» Your objective: Copy every line of the records below that holds the word "roles".

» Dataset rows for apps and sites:
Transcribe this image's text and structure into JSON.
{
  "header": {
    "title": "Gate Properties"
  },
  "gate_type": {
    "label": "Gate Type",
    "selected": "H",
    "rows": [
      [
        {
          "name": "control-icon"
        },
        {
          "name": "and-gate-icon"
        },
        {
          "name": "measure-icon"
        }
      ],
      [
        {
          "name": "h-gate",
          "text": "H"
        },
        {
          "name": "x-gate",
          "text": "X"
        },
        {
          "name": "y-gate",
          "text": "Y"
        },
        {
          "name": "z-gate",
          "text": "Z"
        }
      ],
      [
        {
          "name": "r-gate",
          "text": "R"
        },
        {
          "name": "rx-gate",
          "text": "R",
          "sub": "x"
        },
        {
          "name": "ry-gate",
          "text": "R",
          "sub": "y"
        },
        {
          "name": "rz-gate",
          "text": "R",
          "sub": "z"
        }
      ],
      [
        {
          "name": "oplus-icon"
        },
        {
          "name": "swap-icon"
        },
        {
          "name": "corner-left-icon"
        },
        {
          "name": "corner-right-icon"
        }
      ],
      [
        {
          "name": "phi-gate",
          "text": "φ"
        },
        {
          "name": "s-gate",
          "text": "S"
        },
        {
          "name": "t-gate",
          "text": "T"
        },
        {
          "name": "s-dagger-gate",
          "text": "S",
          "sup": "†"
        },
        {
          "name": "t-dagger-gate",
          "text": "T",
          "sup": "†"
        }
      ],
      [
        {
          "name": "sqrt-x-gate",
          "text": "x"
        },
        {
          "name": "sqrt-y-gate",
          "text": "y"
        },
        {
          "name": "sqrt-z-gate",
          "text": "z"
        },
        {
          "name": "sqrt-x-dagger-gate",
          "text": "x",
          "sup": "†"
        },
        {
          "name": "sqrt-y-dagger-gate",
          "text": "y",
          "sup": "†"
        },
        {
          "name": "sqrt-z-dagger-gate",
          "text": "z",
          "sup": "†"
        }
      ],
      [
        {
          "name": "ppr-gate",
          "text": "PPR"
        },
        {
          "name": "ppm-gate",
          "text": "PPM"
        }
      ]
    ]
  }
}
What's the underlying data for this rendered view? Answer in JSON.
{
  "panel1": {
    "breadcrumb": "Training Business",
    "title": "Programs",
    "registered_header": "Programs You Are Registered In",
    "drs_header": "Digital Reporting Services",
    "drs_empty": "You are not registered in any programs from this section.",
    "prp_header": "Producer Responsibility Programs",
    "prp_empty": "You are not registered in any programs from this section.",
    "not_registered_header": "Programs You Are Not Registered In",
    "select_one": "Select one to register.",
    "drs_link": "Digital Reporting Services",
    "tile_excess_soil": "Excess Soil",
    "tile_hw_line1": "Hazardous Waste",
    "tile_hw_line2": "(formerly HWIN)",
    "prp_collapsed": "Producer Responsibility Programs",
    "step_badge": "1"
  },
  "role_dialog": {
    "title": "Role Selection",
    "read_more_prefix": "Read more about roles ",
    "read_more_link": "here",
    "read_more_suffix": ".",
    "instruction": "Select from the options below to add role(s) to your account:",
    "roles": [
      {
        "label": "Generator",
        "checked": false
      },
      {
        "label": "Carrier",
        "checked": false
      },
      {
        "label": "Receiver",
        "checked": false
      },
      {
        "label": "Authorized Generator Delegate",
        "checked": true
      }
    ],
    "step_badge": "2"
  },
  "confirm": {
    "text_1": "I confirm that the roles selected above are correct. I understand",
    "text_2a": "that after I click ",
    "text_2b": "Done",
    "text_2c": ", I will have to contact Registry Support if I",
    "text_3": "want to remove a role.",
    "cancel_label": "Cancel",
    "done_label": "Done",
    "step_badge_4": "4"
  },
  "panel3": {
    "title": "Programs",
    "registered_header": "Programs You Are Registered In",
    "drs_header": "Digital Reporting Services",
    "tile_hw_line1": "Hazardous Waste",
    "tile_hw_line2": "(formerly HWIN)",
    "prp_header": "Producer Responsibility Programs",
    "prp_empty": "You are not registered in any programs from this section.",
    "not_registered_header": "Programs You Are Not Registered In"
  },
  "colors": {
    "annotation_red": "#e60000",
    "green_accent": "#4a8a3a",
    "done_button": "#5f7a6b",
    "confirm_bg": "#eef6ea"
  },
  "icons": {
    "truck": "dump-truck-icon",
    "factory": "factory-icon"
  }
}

» Your solution:
    "read_more_prefix": "Read more about roles ",
    "roles": [
    "text_1": "I confirm that the roles selected above are correct. I understand",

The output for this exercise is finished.